Taking place in 1961 thru 1962, the film highlights everyday obstacles for a person of color such as getting to the bathroom, using a water fountain and having a cup of coffee. Hidden Figures echoes the depth of tribulations all women faced during the 1960’s chauvinist atmosphere. During the course of the story we catch a glimpse of white male co-workers struggling with the blatant inequality they have little control over. At one point Kevin Costner playing VIP Al Harrison, dismantles a sing above the bathroom door that reads Colored in front of a group of NASA employees.
Image: Katherine G. Johnson receiving NASA award.
# 3 Shoot for The Stars Kind of Characters

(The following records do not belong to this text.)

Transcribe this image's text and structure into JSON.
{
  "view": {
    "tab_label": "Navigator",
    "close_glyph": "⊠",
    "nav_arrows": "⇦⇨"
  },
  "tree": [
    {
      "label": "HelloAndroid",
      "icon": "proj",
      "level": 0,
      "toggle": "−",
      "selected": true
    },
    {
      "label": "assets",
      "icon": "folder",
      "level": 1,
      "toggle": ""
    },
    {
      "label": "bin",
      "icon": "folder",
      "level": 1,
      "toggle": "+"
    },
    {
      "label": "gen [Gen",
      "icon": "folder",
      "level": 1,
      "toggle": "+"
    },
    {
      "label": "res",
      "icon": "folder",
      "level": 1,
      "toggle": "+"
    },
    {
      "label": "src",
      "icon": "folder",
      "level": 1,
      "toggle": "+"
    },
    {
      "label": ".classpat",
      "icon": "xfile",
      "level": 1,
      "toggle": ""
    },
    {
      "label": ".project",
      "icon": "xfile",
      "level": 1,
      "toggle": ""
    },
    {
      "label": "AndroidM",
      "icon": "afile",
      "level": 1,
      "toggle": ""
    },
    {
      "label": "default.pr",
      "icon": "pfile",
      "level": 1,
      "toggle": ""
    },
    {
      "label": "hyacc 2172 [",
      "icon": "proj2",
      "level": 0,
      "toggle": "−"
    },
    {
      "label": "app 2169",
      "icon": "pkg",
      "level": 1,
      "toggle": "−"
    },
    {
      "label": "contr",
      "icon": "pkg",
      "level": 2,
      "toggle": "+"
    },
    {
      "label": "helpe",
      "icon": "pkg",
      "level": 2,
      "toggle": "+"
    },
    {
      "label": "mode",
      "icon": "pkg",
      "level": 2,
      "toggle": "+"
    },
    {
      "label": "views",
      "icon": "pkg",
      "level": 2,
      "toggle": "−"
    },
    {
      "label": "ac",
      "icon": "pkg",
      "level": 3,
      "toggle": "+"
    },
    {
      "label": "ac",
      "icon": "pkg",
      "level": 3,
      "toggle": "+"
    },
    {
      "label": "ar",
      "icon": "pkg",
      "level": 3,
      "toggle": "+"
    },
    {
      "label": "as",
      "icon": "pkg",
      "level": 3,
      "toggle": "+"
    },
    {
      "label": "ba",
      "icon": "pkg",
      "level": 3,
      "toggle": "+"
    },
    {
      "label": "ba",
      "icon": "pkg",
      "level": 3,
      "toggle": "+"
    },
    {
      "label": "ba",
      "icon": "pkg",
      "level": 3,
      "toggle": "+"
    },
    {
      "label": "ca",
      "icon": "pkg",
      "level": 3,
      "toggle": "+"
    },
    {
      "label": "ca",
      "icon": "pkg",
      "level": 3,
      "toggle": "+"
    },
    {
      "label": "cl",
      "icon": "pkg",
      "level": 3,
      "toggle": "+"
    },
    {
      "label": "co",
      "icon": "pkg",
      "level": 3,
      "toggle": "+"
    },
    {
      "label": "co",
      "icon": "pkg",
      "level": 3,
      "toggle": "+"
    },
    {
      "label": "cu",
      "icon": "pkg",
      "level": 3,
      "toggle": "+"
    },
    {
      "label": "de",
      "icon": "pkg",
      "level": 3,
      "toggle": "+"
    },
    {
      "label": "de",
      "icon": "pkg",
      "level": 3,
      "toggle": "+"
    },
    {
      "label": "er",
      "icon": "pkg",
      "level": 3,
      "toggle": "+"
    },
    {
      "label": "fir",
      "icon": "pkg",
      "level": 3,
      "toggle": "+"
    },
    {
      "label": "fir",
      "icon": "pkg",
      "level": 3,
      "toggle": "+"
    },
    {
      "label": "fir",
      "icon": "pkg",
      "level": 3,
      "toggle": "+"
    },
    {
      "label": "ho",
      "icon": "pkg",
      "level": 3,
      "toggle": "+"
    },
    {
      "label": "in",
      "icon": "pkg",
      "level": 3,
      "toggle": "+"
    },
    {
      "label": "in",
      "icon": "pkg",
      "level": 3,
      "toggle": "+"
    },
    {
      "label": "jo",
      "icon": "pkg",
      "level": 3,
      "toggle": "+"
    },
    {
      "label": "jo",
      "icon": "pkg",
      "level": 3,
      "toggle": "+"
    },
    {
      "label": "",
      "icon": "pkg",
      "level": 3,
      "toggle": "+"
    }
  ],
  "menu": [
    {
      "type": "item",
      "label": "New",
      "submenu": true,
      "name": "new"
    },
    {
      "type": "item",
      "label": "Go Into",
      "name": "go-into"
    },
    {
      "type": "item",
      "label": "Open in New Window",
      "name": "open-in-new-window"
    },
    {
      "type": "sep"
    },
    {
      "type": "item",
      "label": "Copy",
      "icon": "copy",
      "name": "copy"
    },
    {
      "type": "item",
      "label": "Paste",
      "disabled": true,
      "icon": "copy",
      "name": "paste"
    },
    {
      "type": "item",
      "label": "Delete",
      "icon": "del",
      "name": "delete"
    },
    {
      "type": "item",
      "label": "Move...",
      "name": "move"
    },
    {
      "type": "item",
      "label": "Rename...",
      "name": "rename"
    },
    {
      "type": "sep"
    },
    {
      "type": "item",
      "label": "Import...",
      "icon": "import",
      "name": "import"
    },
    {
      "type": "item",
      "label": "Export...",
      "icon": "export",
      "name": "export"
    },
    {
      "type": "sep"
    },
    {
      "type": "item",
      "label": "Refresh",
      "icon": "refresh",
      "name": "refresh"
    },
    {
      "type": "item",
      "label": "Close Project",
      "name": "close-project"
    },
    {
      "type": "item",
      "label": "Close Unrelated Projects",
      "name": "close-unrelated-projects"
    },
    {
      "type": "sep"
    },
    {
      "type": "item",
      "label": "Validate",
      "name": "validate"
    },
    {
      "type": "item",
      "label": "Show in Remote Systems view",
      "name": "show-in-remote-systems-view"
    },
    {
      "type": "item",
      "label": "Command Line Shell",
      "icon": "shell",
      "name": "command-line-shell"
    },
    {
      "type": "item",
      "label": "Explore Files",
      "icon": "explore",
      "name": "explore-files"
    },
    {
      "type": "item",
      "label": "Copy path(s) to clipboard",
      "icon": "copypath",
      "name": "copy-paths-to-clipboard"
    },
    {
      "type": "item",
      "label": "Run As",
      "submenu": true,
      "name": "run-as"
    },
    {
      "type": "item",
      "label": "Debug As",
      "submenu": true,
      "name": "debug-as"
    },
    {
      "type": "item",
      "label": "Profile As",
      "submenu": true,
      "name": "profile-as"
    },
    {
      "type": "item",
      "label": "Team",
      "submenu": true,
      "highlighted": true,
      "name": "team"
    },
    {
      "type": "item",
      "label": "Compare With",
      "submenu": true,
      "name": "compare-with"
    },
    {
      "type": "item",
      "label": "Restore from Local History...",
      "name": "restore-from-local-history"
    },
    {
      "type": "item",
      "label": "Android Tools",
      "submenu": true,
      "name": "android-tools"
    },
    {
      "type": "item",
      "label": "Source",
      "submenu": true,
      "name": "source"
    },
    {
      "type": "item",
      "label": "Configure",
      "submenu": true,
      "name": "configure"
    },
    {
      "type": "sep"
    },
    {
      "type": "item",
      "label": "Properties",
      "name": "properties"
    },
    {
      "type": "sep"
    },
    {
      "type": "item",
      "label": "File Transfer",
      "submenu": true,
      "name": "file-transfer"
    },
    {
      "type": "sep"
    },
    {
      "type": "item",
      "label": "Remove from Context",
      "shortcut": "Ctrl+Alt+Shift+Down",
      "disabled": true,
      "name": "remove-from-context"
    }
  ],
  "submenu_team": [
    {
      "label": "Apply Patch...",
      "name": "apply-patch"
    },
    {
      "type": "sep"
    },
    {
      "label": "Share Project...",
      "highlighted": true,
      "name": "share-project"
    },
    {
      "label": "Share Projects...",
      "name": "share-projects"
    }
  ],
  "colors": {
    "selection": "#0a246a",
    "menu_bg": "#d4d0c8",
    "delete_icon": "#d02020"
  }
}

Katherine G. Johnson entered West Virginia University at the age of fifteen. She had past her older brother by two grades and held mathematics by the horn. Securing a teaching position out of college she was soon informed that the Langley Research Center in Hampton, Virginia had posted a job search for female mathematicians.
# 4 Skirts and Glasses Backdrop
Hidden Figures may seem, but certainly is not historical fiction. The story is true and depicts the African American female breaking boundaries and roles. Set in a time when a girl, even a white girl, was anticipated to move seamlessly from existing as their father’s daughter, to their husband’s wife and finally to their babies’ mother. Human computers they were, black and white women crunching numbers for what would become NASA. Katherine Johnson was one of the first women to be part of the space workforce. Author Margot Lee Shetterly draws upon details of Katherine’s career at the space center along with several other prominent Afro American women who worked at the center during the 1950’s and 1960’s.
# 5 Slice of the Pie Finale
Hidden Figures resonates with female tussles for equality. These women persisted without any recognition, that is until now. The film is a must see for anyone interested in egalitarianism, work-place justice and the space program that sent us to the moon.
Contributed by Dennise Heckman
February 2, 2017
The majority of our Blog updates are written by Winn-Dixie our resident West Highland White Terrier. Her Blog entries are titled, "It's a Westie Life."